Presentation on theme: "Why study chemistry? 1. It’s required. 2. It sounds interesting. 3. It’s unavoidable. 4. It truly is the central science."— Presentation transcript:
Why study chemistry? 1. It’s required. 2. It sounds interesting. 3. It’s unavoidable. 4. It truly is the central science.
Introduction: Matter and Measurement Chapter 1 BLB 11 th
Expectations Classify matter Properties of matter g ↔ mL (using density) Solve for any variable in a formula. Metric unit conversions Other conversions: temperature, metric- English, etc. Identify and work with significant figures.
1.1 The Study of Chemistry Chemistry is everywhere! Matter is everywhere! Thus, chemistry matters! Chemistry involves the study of matter – its properties and behavior. Macroscopic observations are rooted in microscopic structure.
Checking in… Name an element: Name a compound: Name a mixture:
A. There are three atoms making up a water molecule. B. The water molecule contains atoms of two different types of elements. C. A water molecule has more than one bond. D. A water molecule has a larger mass than the sum of masses of its constituent atoms.
Molecules O 2, H 2 O, CO 2, C 2 H 5 OH, C 2 H 6 O 2, C 9 H 8 O 4 Models shown on p. 4
1.2 Classification of Matter Matter – anything which has mass and takes up space. States of matter (p. 7): 1. Solid – rigid, regular 2. Liquid – fluid, irregular 3. Gas – open, random Phases of matter
1.3 Properties of Matter physical – measured or observed without changing the identity of a substance, e.g. physical state, color, odor, density, boiling point chemical – describes a substance’s reactivity, e.g. flammability, corrosiveness extensive – depends on the amount of matter present, e.g. mass, volume intensive – does not depend on the amount of matter present, e.g. density, color, temperature
Physical & Chemical Changes Physical – change in appearance, not in composition, e.g. phase changes, separation of mixtures: filtration, distillation, chromatography Chemical – new substance is formed as the chemical identities change, e.g. any chemical Dissolve vs. react Explode vs. ignite
Physical or chemical? Helium leaks out of a balloon? Growth of plants by photosynthesis? Salt added to a bowl of soup? Blood turning red upon exposure to air?
Mixture, compound, pure substance? Fruit punch? Sugar? Milk? Gold? Tap water?
Density Density – mass per unit volume D = m/V (g/cm 3 or g/mL) Measured at a specific temperature Useful as a conversion factor (g ↔ mL) Most substances become more dense at lower temperatures. Specific gravity – density of a substance divided by the density of a reference substance (usually water); no units
Difference in density values is the reason some things float and others sink.

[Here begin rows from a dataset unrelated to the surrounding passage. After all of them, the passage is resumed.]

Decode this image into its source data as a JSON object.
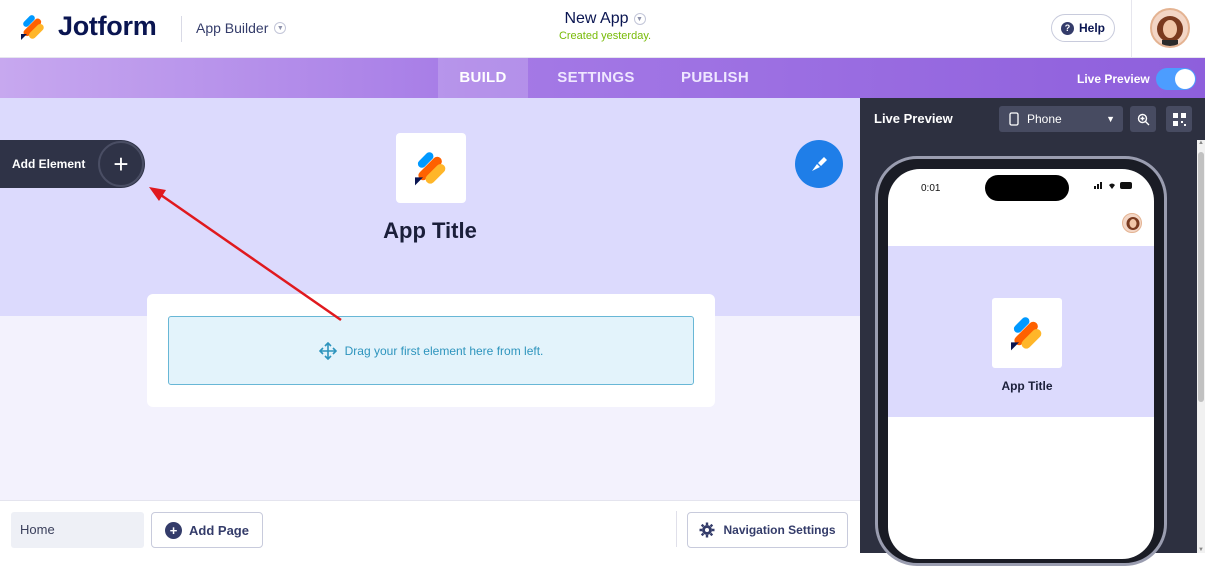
{
  "header": {
    "logo_text": "Jotform",
    "app_builder_label": "App Builder",
    "app_name": "New App",
    "app_subtitle": "Created yesterday.",
    "help_label": "Help"
  },
  "tabs": [
    {
      "label": "BUILD",
      "active": true
    },
    {
      "label": "SETTINGS",
      "active": false
    },
    {
      "label": "PUBLISH",
      "active": false
    }
  ],
  "live_preview_toggle": {
    "label": "Live Preview",
    "on": true
  },
  "builder": {
    "add_element_label": "Add Element",
    "app_title": "App Title",
    "drop_hint": "Drag your first element here from left."
  },
  "bottom": {
    "page_name": "Home",
    "add_page_label": "Add Page",
    "nav_settings_label": "Navigation Settings"
  },
  "preview": {
    "title": "Live Preview",
    "device": "Phone",
    "time": "0:01",
    "app_title": "App Title"
  },
  "colors": {
    "accent_purple": "#a57ae6",
    "toggle_blue": "#4c9dff",
    "brush_blue": "#1f7ee8",
    "arrow_red": "#e0191e"
  }
}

Calculate the volume (in mL) of 87.6 g of platinum. (D Pt = 21.5 g/cm 3 )
1.5 Uncertainty in Measurement Exact numbers have a defined value, e.g. 12-dozen, 2.54 cm/in; 1000 g = 1 kg; count of objects All measurements have some degree of uncertainty; inexact Types of error: systematic & random The last digit of a measured quantity is uncertain. The more significant figures, the greater the certainty. precision – agreement among data accuracy – agreement of data with true value
Significant Figures in Calculations A calculated result can be no more certain than the data measured. Mathematical operations (pp. 23-24) Averaging least number of decimal places + and -least number of decimal places x and ÷ least number of sig. figs. Round off at the end at the end of a multi- step problem.
1.6 Dimensional Analysis Problem-solving strategies: Estimate and then calculate your answer. Do the two agree? Get your units correct and your answer should be correct. Report to correct number of sig. figs. Practice, practice, practice!